Akira and the Art of AdaptationPosted: January 25, 2014
In case you hadn’t heard, word came down yesterday that Rupert Sanders is attached to direct the live-action American redo of Ghost in the Shell. Given that Sanders has only directed one movie (Snow White and the Huntsmen) and is known as much for his affair with Kristen Stewart as anything else, it’s a move that screams “unmotivated corporate cash-in!” And I have no reason to think Sanders won’t do a decent job, but he also doesn’t seem like the sort of filmmaker that has a really unique stamp to put on any given project; he seems more the sort to just take work-for-hire jobs and then execute them as well as possible. And in thinking about this, I was reminded of all the hoopla and vitriol surrounding the recent attempts at a live-action Akira, and found myself reconsidering the unending difficulty of how to make adaptations work. So if you’ll permit me, I’ll explore that topic after the jump:
It’s worth pointing out that doing an American Ghost in the Shell should be a relatively straightforward process. Aside from some musings on the nature of the soul and cyborgs (which can be tackled in any culture in any medium), it’s mostly just a futuristic police procedural, and as far as animes go it should be a easy transition into the Hollywood blockbuster formula. Akira, on the other hand, is a much deeper and more thematic narrative, that is so married to the cultural context in which it was created, that any attempt to Americanize it is fraught with great peril.
Having said that, I don’t think it’s impossible; it just requires a level of forethought and personality that a Hollywood studio is not going to bother with. Realistically, it requires a high-level distinctive filmmaker with a clear voice and vision of what to do with the narrative; y’know, the kind of filmmaker that would probably know better than to try and redo Akira in the first place. But even in that case, there is a great deal to consider. Akira is so built on its origins (1980s Japan, a country still scarred by the atom bomb, anxious about its youth and seeing a resurgence of militant nationalism) that trying to remove the story from that context is very likely a fool’s errand. It’s an issue that highlights the distinction between narrative and theme, and whether the two can be separated without completely changing the property (and how much change is acceptable for an adaptation).
The key to adapting something like Akira is to completely take it apart, find out how all the various parts work together, and then replace the ones that don’t fit with the best corollary possible. It’s something that Kubrick did repeatedly throughout his career (Dr. Strangelove, for example, highlights the absurdities of nuclear annihilation, but it was working off the narrative of what was actually a Clancyesque thriller initially), and many of the best adaptations do the same. So let’s consider Akira.
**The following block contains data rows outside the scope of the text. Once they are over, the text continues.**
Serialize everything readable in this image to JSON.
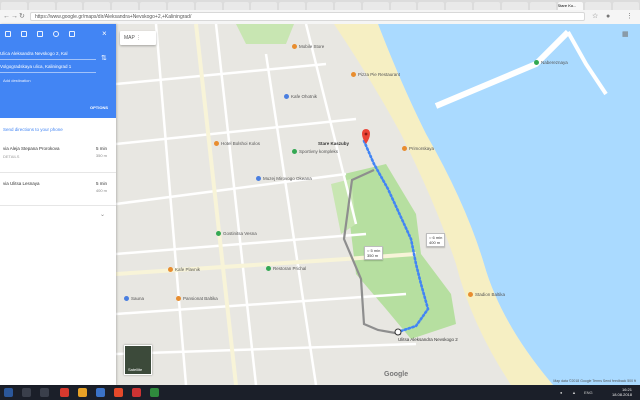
{
  "browser": {
    "url": "https://www.google.gr/maps/dir/Aleksandra+Nevskogo+2,+Kaliningrad/",
    "active_tab": "Stare Ko...",
    "tab_count": 23
  },
  "directions_panel": {
    "waypoints": [
      {
        "text": "Ulica Aleksandra Nevskogo 2, Kal"
      },
      {
        "text": "Volgogradskaya ulica, Kaliningrad 1"
      }
    ],
    "add_destination": "Add destination",
    "options_label": "OPTIONS",
    "send_label": "Send directions to your phone",
    "routes": [
      {
        "via": "via Aleja Stepana Prorokova",
        "time": "5 min",
        "distance": "350 m"
      },
      {
        "via": "via Ulitsa Lesnaya",
        "time": "5 min",
        "distance": "400 m"
      }
    ]
  },
  "map": {
    "menu_label": "MAP",
    "destination_label": "Stare Kaszuby",
    "origin_label": "Ulitsa Aleksandra Nevskogo 2",
    "walk_box_1": {
      "time": "5 min",
      "distance": "350 m"
    },
    "walk_box_2": {
      "time": "6 min",
      "distance": "400 m"
    },
    "satellite_label": "Satellite",
    "logo_text": "Google",
    "footer": "Map data ©2018 Google   Terms   Send feedback   500 ft",
    "places": [
      {
        "name": "Mobile Store"
      },
      {
        "name": "Pizza Pie Restaurant"
      },
      {
        "name": "Kafe Ohotnik"
      },
      {
        "name": "Hotel Bolshoi Kolos"
      },
      {
        "name": "Sportivny kompleks"
      },
      {
        "name": "Primorskaya"
      },
      {
        "name": "Muzej Mirovogo Okeana"
      },
      {
        "name": "Gostinitsa Vesna"
      },
      {
        "name": "Kafe Plavnik"
      },
      {
        "name": "Restoran Prichal"
      },
      {
        "name": "Sauna"
      },
      {
        "name": "Pansionat Baltika"
      },
      {
        "name": "Stadion Baltika"
      },
      {
        "name": "Nabereznaya"
      }
    ]
  },
  "taskbar": {
    "time": "16:21",
    "date": "18.08.2018",
    "lang": "ENG"
  }
}
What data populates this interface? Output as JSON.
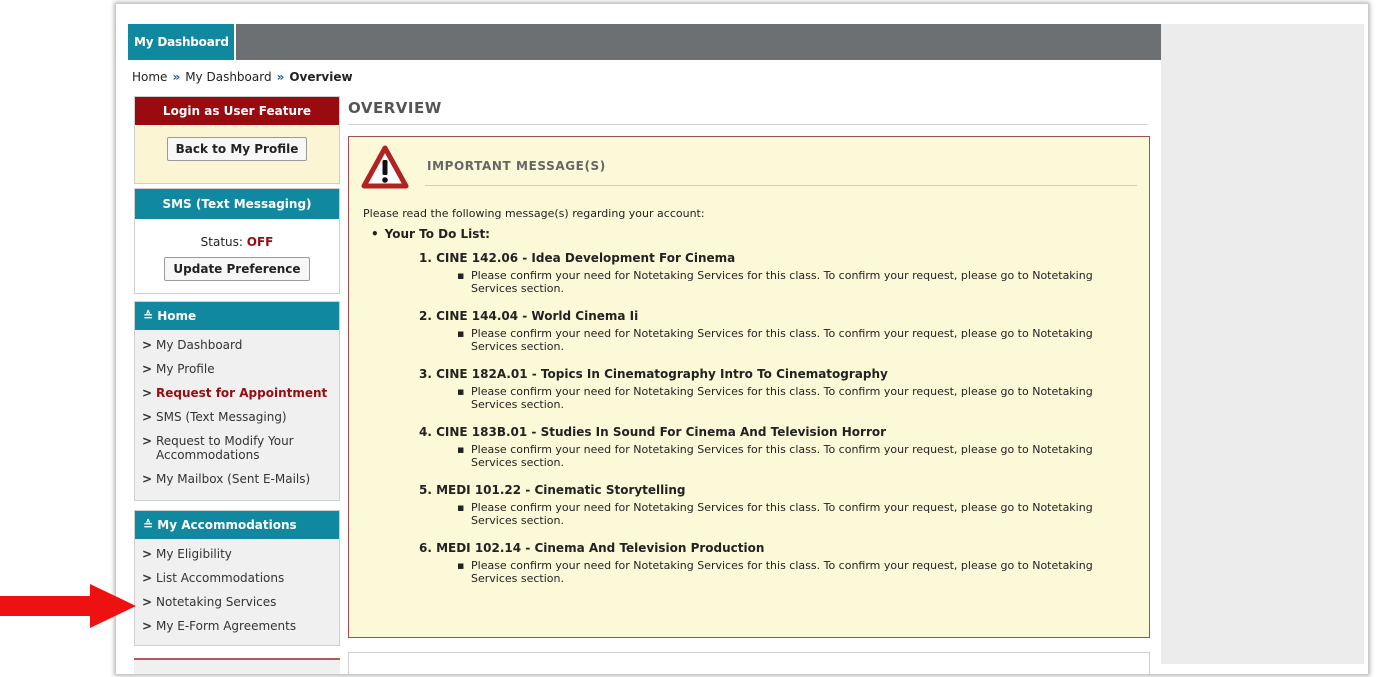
{
  "nav_tab": "My Dashboard",
  "breadcrumb": {
    "home": "Home",
    "dashboard": "My Dashboard",
    "current": "Overview",
    "separator": "»"
  },
  "login_box": {
    "title": "Login as User Feature",
    "button": "Back to My Profile"
  },
  "sms_box": {
    "title": "SMS (Text Messaging)",
    "status_label": "Status:",
    "status_value": "OFF",
    "button": "Update Preference"
  },
  "home_menu": {
    "title": "Home",
    "items": [
      "My Dashboard",
      "My Profile",
      "Request for Appointment",
      "SMS (Text Messaging)",
      "Request to Modify Your Accommodations",
      "My Mailbox (Sent E-Mails)"
    ]
  },
  "acc_menu": {
    "title": "My Accommodations",
    "items": [
      "My Eligibility",
      "List Accommodations",
      "Notetaking Services",
      "My E-Form Agreements"
    ]
  },
  "main": {
    "title": "OVERVIEW",
    "message_heading": "IMPORTANT MESSAGE(S)",
    "intro": "Please read the following message(s) regarding your account:",
    "todo_label": "Your To Do List:",
    "courses": [
      "1. CINE 142.06 - Idea Development For Cinema",
      "2. CINE 144.04 - World Cinema Ii",
      "3. CINE 182A.01 - Topics In Cinematography Intro To Cinematography",
      "4. CINE 183B.01 - Studies In Sound For Cinema And Television Horror",
      "5. MEDI 101.22 - Cinematic Storytelling",
      "6. MEDI 102.14 - Cinema And Television Production"
    ],
    "note": "Please confirm your need for Notetaking Services for this class. To confirm your request, please go to Notetaking Services section."
  },
  "colors": {
    "teal": "#1089a0",
    "maroon": "#9a0b10",
    "yellow_bg": "#fcf9d8",
    "arrow": "#ee1111"
  },
  "icons": {
    "menu_toggle": "double-chevron-down-icon",
    "nav_item": "chevron-right-icon",
    "warning": "warning-triangle-icon",
    "pointer": "red-arrow-icon"
  }
}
On the surface, it’s a dystopian scifi about a group of young street punks who get caught up in a revolution against a militant government that’s using psychic children as weapons, all of it connecting in some way to the titular long-lost psychic. If you take that basic narrative framework, you could replace Japanese militant nationalism with the War on Terror surveillance state, swap mistrusted and disenfranchised youth with struggling immigrants, and exchange the trauma of a nuclear attack with the lingering fears of 9/11 and Katrina. By approaching the same basic narrative with a wholly different cultural context (not just “Hey let’s cast white people and set it in New York), you end up with a movie that stays true to the spirit of the original Akira without feeling like a cynical misuse of its story.
(Of course you could just create an all-new dystopian narrative that’s specifically designed to handle those themes instead of hitching them to an already-established concept, but I’d rather get a smart reimagining than nothing at all, which is unfortunately the choice more often as not.)
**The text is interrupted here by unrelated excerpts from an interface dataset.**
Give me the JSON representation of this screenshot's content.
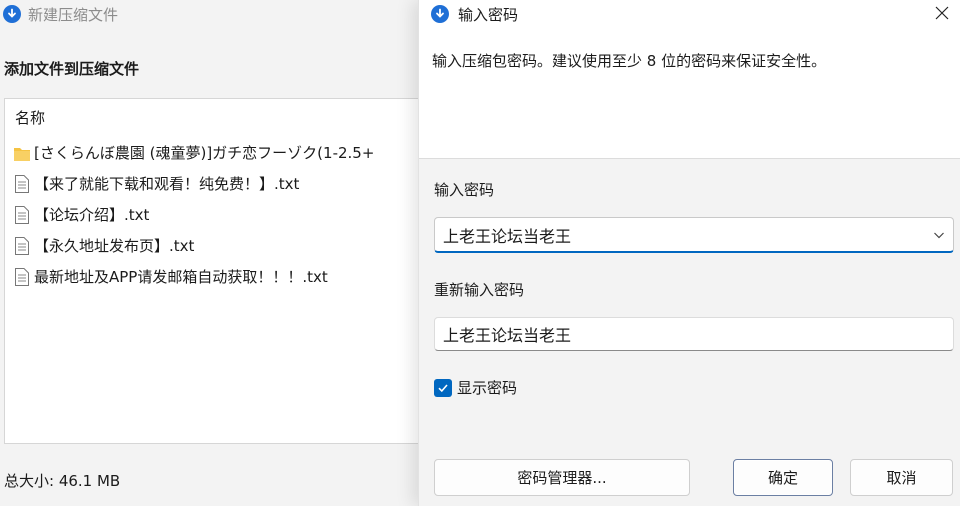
{
  "background_window": {
    "title": "新建压缩文件",
    "heading": "添加文件到压缩文件",
    "file_list": {
      "column_header": "名称",
      "items": [
        {
          "icon": "folder-icon",
          "name": "[さくらんぼ農園 (魂童夢)]ガチ恋フーゾク(1-2.5+"
        },
        {
          "icon": "text-file-icon",
          "name": "【来了就能下载和观看！纯免费！】.txt"
        },
        {
          "icon": "text-file-icon",
          "name": "【论坛介绍】.txt"
        },
        {
          "icon": "text-file-icon",
          "name": "【永久地址发布页】.txt"
        },
        {
          "icon": "text-file-icon",
          "name": "最新地址及APP请发邮箱自动获取！！！.txt"
        }
      ]
    },
    "total_size": "总大小: 46.1 MB"
  },
  "dialog": {
    "title": "输入密码",
    "description": "输入压缩包密码。建议使用至少 8 位的密码来保证安全性。",
    "password_label": "输入密码",
    "password_value": "上老王论坛当老王",
    "reenter_label": "重新输入密码",
    "reenter_value": "上老王论坛当老王",
    "show_password": {
      "label": "显示密码",
      "checked": true
    },
    "buttons": {
      "password_manager": "密码管理器...",
      "ok": "确定",
      "cancel": "取消"
    }
  },
  "colors": {
    "accent": "#0067c0",
    "app_icon": "#1f6fd6",
    "folder": "#f5c342"
  }
}
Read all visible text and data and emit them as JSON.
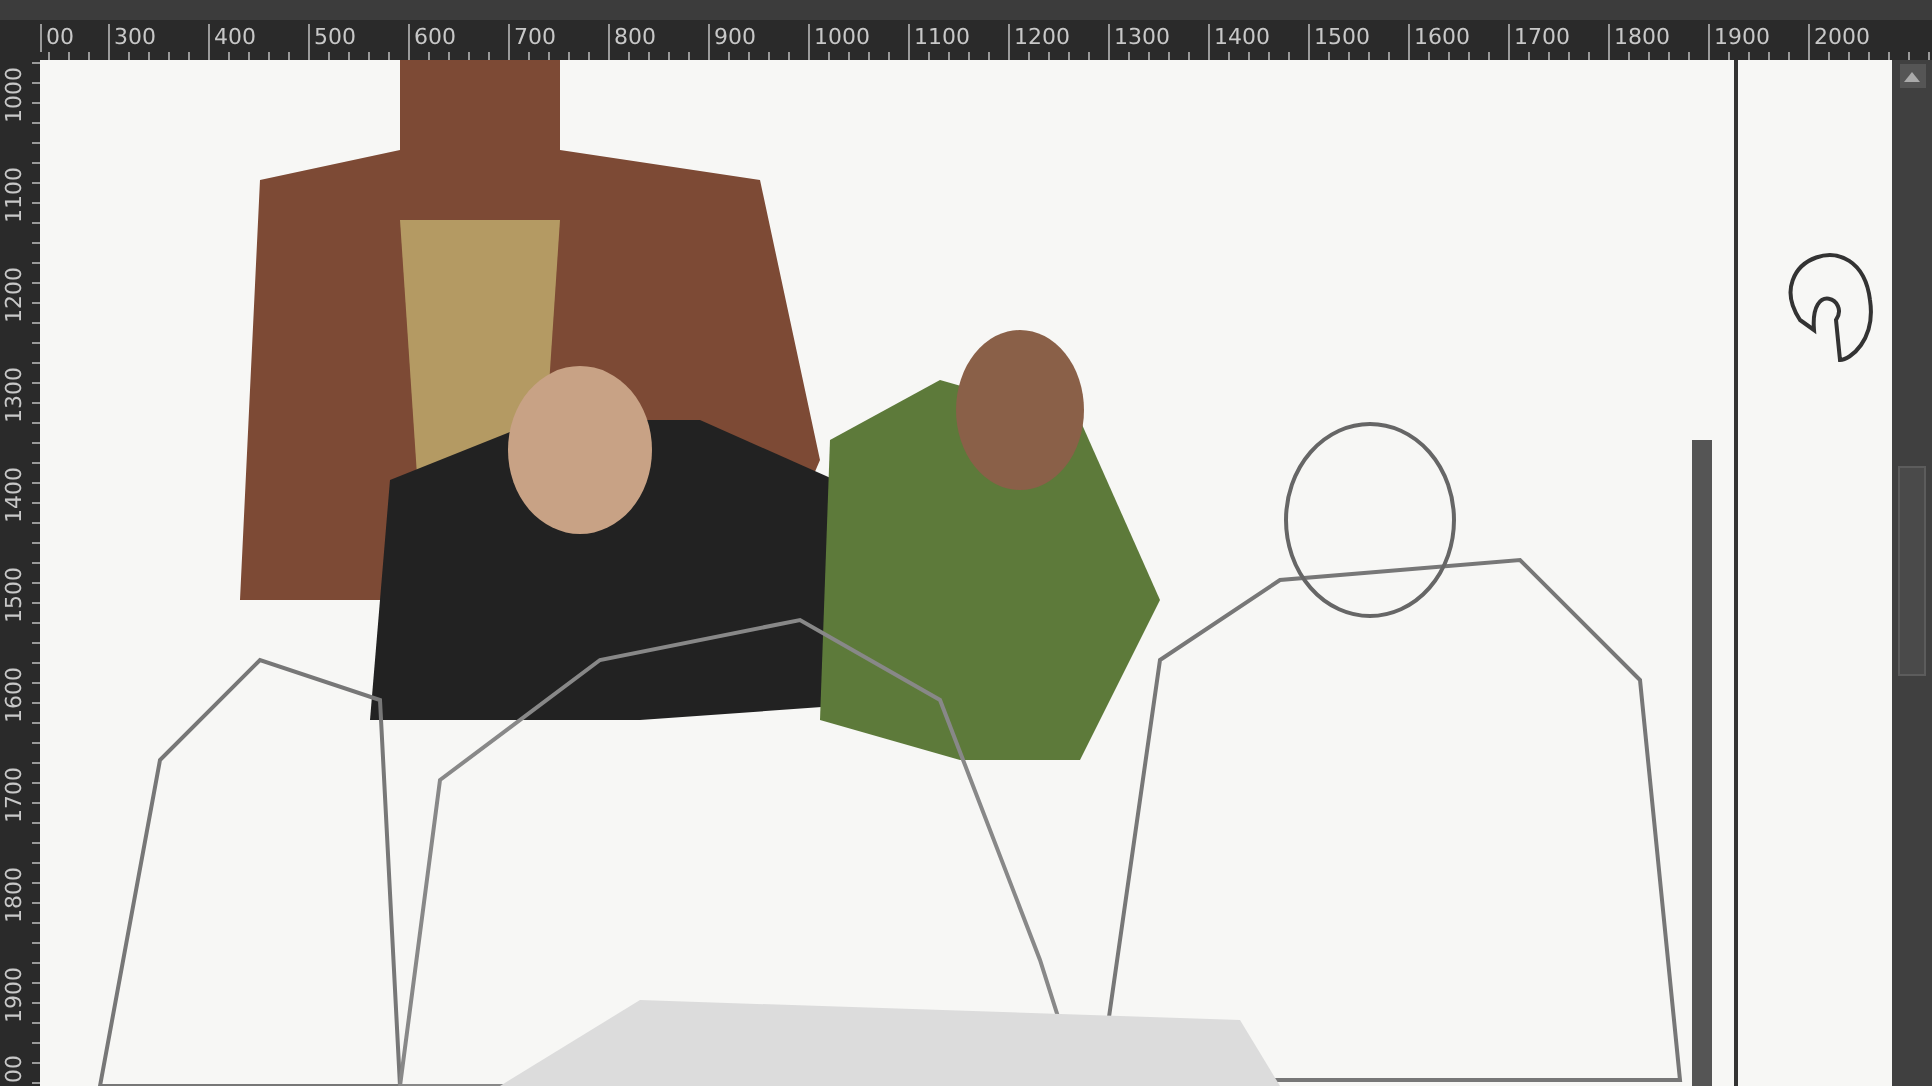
{
  "top_ruler": {
    "labels": [
      "00",
      "300",
      "400",
      "500",
      "600",
      "700",
      "800",
      "900",
      "1000",
      "1100",
      "1200",
      "1300",
      "1400",
      "1500",
      "1600",
      "1700",
      "1800",
      "1900",
      "2000"
    ]
  },
  "left_ruler": {
    "labels": [
      "1000",
      "1100",
      "1200",
      "1300",
      "1400",
      "1500",
      "1600",
      "1700",
      "1800",
      "1900",
      "00"
    ]
  }
}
This does of course raise the question of why even bother with the adaptation if it’s going to change so much; while that might not matter much to the suits it’s something worth considering from an artistic storytelling perspective. For the most part I think that using the basic framework of a previously existing story to highlight new, more unique themes is a valid artistic choice… but it does have to be artistic. The big issue with the attempts at American Akira is that they’re bringing in filmmakers like the Hughes Brothers and Jaume Collet-Serra, who are fine enough filmmakers but also seem to be in the Rupert Sanders mold. If Akira is going to get done correctly, you need a strong, definitive filmmaking voice driving it, who recognizes how closely the narrative is tied to the themes and culture and that an American version needs to be adjusted accordingly, similar to what I just did above.
Fans, then, need to ask if they’d rather have an adaptation that closely mirrors the original plotwise (but is shallow and uninspired) or something that uses the architecture and iconography to tell a different story for a different time and place. For my money, I’d rather see the legacy of Akira be expanded and deepened rather than cheapened and action-ed up. All told, I feel that adaptations (and remakes) are not inherently a bad idea; it’s just that the standard Hollywood approach to them is very misguided and based more on broad strokes and easy marketing than any artistic guiding light. Or to put all of this another way:
But there is still an artistic process in retelling a story, and like any other artistic process if you strangle it there will be missteps and failures. Moral of the story: if you HAVE to repurpose someone else’s movie, get some A-list talent, give them free reign to make it their way, make sure they bring some new ideas to the table and the movie will be much better for it. And then pigs will fly.